Element data from apps and pages:

▽

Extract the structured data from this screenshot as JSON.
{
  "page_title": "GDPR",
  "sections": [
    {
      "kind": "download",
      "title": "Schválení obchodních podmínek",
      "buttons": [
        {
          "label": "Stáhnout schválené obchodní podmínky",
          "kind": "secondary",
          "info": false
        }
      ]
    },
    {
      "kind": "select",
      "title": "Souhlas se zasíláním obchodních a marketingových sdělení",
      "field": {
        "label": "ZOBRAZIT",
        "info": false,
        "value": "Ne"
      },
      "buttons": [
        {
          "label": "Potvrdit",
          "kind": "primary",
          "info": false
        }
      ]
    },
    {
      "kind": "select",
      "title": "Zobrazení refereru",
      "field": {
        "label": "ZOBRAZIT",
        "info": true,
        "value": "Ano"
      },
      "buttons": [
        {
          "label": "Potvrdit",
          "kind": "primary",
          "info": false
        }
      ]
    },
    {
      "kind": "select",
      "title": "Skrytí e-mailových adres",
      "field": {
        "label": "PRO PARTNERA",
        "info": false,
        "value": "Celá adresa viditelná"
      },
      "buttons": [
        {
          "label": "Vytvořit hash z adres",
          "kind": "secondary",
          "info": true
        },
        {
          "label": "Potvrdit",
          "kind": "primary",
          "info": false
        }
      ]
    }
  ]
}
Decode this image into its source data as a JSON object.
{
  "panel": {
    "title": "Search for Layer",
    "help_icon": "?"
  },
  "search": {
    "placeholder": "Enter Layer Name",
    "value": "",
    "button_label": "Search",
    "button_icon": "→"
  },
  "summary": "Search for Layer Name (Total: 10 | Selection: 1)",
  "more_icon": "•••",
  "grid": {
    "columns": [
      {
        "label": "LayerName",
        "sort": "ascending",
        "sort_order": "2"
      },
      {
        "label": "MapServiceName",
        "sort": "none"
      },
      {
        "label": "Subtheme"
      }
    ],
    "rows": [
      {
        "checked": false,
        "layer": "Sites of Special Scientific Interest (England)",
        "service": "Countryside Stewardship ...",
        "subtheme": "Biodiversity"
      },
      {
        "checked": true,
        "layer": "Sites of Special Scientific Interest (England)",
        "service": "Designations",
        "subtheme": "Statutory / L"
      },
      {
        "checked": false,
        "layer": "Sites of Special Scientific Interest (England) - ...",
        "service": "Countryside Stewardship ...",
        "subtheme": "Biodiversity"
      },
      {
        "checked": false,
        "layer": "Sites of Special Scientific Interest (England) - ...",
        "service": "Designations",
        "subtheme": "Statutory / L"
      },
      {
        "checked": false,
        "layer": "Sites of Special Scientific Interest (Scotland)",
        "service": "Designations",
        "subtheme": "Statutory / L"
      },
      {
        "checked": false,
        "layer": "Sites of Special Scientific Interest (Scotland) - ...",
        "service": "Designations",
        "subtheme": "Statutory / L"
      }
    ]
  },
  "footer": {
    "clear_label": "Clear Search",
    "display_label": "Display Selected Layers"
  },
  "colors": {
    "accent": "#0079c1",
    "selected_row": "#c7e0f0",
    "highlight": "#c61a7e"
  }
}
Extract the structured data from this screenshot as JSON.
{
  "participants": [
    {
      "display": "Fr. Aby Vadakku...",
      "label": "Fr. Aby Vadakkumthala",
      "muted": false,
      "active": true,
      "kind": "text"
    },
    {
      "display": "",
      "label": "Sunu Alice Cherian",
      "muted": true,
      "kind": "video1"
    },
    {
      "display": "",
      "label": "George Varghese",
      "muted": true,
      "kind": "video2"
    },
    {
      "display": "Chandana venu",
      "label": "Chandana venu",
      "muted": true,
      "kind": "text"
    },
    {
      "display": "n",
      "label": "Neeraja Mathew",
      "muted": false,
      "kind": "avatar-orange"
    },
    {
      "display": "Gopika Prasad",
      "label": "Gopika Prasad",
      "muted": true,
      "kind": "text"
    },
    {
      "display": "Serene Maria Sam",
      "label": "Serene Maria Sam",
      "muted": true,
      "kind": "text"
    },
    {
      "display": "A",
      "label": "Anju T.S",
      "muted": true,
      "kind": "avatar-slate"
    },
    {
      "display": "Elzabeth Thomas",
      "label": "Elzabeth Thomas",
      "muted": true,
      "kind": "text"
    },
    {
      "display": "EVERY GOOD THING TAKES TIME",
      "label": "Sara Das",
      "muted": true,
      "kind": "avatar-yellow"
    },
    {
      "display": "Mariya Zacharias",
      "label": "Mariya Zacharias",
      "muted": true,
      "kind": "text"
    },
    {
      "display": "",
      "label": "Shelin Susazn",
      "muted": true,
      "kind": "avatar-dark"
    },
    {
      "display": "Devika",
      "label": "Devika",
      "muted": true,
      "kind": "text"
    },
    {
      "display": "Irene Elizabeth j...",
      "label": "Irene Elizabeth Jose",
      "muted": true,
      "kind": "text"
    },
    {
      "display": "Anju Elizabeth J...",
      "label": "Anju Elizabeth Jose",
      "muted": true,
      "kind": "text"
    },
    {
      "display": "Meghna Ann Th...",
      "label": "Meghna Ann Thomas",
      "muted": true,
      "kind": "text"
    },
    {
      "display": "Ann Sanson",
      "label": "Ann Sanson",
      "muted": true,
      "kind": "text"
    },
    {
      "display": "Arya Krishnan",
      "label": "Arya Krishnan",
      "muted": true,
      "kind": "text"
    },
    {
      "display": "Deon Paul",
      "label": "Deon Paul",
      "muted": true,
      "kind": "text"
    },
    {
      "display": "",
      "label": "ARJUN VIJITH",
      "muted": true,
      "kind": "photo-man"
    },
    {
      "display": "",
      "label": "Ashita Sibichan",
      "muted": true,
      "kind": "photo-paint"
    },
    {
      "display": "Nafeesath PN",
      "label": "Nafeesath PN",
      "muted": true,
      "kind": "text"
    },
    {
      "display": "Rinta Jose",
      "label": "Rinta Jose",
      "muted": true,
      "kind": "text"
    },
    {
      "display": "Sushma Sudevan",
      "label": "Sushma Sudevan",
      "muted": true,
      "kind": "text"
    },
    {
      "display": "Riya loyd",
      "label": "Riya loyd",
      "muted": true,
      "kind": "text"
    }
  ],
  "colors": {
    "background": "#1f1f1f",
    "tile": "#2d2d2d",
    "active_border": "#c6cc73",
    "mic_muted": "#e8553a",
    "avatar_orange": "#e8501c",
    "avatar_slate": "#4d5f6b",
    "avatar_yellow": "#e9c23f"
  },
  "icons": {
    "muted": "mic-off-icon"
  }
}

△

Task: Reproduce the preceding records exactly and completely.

Finished task:
Extract the structured data from this screenshot as JSON.
{
  "page_title": "GDPR",
  "sections": [
    {
      "kind": "download",
      "title": "Schválení obchodních podmínek",
      "buttons": [
        {
          "label": "Stáhnout schválené obchodní podmínky",
          "kind": "secondary",
          "info": false
        }
      ]
    },
    {
      "kind": "select",
      "title": "Souhlas se zasíláním obchodních a marketingových sdělení",
      "field": {
        "label": "ZOBRAZIT",
        "info": false,
        "value": "Ne"
      },
      "buttons": [
        {
          "label": "Potvrdit",
          "kind": "primary",
          "info": false
        }
      ]
    },
    {
      "kind": "select",
      "title": "Zobrazení refereru",
      "field": {
        "label": "ZOBRAZIT",
        "info": true,
        "value": "Ano"
      },
      "buttons": [
        {
          "label": "Potvrdit",
          "kind": "primary",
          "info": false
        }
      ]
    },
    {
      "kind": "select",
      "title": "Skrytí e-mailových adres",
      "field": {
        "label": "PRO PARTNERA",
        "info": false,
        "value": "Celá adresa viditelná"
      },
      "buttons": [
        {
          "label": "Vytvořit hash z adres",
          "kind": "secondary",
          "info": true
        },
        {
          "label": "Potvrdit",
          "kind": "primary",
          "info": false
        }
      ]
    }
  ]
}
Decode this image into its source data as a JSON object.
{
  "panel": {
    "title": "Search for Layer",
    "help_icon": "?"
  },
  "search": {
    "placeholder": "Enter Layer Name",
    "value": "",
    "button_label": "Search",
    "button_icon": "→"
  },
  "summary": "Search for Layer Name (Total: 10 | Selection: 1)",
  "more_icon": "•••",
  "grid": {
    "columns": [
      {
        "label": "LayerName",
        "sort": "ascending",
        "sort_order": "2"
      },
      {
        "label": "MapServiceName",
        "sort": "none"
      },
      {
        "label": "Subtheme"
      }
    ],
    "rows": [
      {
        "checked": false,
        "layer": "Sites of Special Scientific Interest (England)",
        "service": "Countryside Stewardship ...",
        "subtheme": "Biodiversity"
      },
      {
        "checked": true,
        "layer": "Sites of Special Scientific Interest (England)",
        "service": "Designations",
        "subtheme": "Statutory / L"
      },
      {
        "checked": false,
        "layer": "Sites of Special Scientific Interest (England) - ...",
        "service": "Countryside Stewardship ...",
        "subtheme": "Biodiversity"
      },
      {
        "checked": false,
        "layer": "Sites of Special Scientific Interest (England) - ...",
        "service": "Designations",
        "subtheme": "Statutory / L"
      },
      {
        "checked": false,
        "layer": "Sites of Special Scientific Interest (Scotland)",
        "service": "Designations",
        "subtheme": "Statutory / L"
      },
      {
        "checked": false,
        "layer": "Sites of Special Scientific Interest (Scotland) - ...",
        "service": "Designations",
        "subtheme": "Statutory / L"
      }
    ]
  },
  "footer": {
    "clear_label": "Clear Search",
    "display_label": "Display Selected Layers"
  },
  "colors": {
    "accent": "#0079c1",
    "selected_row": "#c7e0f0",
    "highlight": "#c61a7e"
  }
}
Extract the structured data from this screenshot as JSON.
{
  "participants": [
    {
      "display": "Fr. Aby Vadakku...",
      "label": "Fr. Aby Vadakkumthala",
      "muted": false,
      "active": true,
      "kind": "text"
    },
    {
      "display": "",
      "label": "Sunu Alice Cherian",
      "muted": true,
      "kind": "video1"
    },
    {
      "display": "",
      "label": "George Varghese",
      "muted": true,
      "kind": "video2"
    },
    {
      "display": "Chandana venu",
      "label": "Chandana venu",
      "muted": true,
      "kind": "text"
    },
    {
      "display": "n",
      "label": "Neeraja Mathew",
      "muted": false,
      "kind": "avatar-orange"
    },
    {
      "display": "Gopika Prasad",
      "label": "Gopika Prasad",
      "muted": true,
      "kind": "text"
    },
    {
      "display": "Serene Maria Sam",
      "label": "Serene Maria Sam",
      "muted": true,
      "kind": "text"
    },
    {
      "display": "A",
      "label": "Anju T.S",
      "muted": true,
      "kind": "avatar-slate"
    },
    {
      "display": "Elzabeth Thomas",
      "label": "Elzabeth Thomas",
      "muted": true,
      "kind": "text"
    },
    {
      "display": "EVERY GOOD THING TAKES TIME",
      "label": "Sara Das",
      "muted": true,
      "kind": "avatar-yellow"
    },
    {
      "display": "Mariya Zacharias",
      "label": "Mariya Zacharias",
      "muted": true,
      "kind": "text"
    },
    {
      "display": "",
      "label": "Shelin Susazn",
      "muted": true,
      "kind": "avatar-dark"
    },
    {
      "display": "Devika",
      "label": "Devika",
      "muted": true,
      "kind": "text"
    },
    {
      "display": "Irene Elizabeth j...",
      "label": "Irene Elizabeth Jose",
      "muted": true,
      "kind": "text"
    },
    {
      "display": "Anju Elizabeth J...",
      "label": "Anju Elizabeth Jose",
      "muted": true,
      "kind": "text"
    },
    {
      "display": "Meghna Ann Th...",
      "label": "Meghna Ann Thomas",
      "muted": true,
      "kind": "text"
    },
    {
      "display": "Ann Sanson",
      "label": "Ann Sanson",
      "muted": true,
      "kind": "text"
    },
    {
      "display": "Arya Krishnan",
      "label": "Arya Krishnan",
      "muted": true,
      "kind": "text"
    },
    {
      "display": "Deon Paul",
      "label": "Deon Paul",
      "muted": true,
      "kind": "text"
    },
    {
      "display": "",
      "label": "ARJUN VIJITH",
      "muted": true,
      "kind": "photo-man"
    },
    {
      "display": "",
      "label": "Ashita Sibichan",
      "muted": true,
      "kind": "photo-paint"
    },
    {
      "display": "Nafeesath PN",
      "label": "Nafeesath PN",
      "muted": true,
      "kind": "text"
    },
    {
      "display": "Rinta Jose",
      "label": "Rinta Jose",
      "muted": true,
      "kind": "text"
    },
    {
      "display": "Sushma Sudevan",
      "label": "Sushma Sudevan",
      "muted": true,
      "kind": "text"
    },
    {
      "display": "Riya loyd",
      "label": "Riya loyd",
      "muted": true,
      "kind": "text"
    }
  ],
  "colors": {
    "background": "#1f1f1f",
    "tile": "#2d2d2d",
    "active_border": "#c6cc73",
    "mic_muted": "#e8553a",
    "avatar_orange": "#e8501c",
    "avatar_slate": "#4d5f6b",
    "avatar_yellow": "#e9c23f"
  },
  "icons": {
    "muted": "mic-off-icon"
  }
}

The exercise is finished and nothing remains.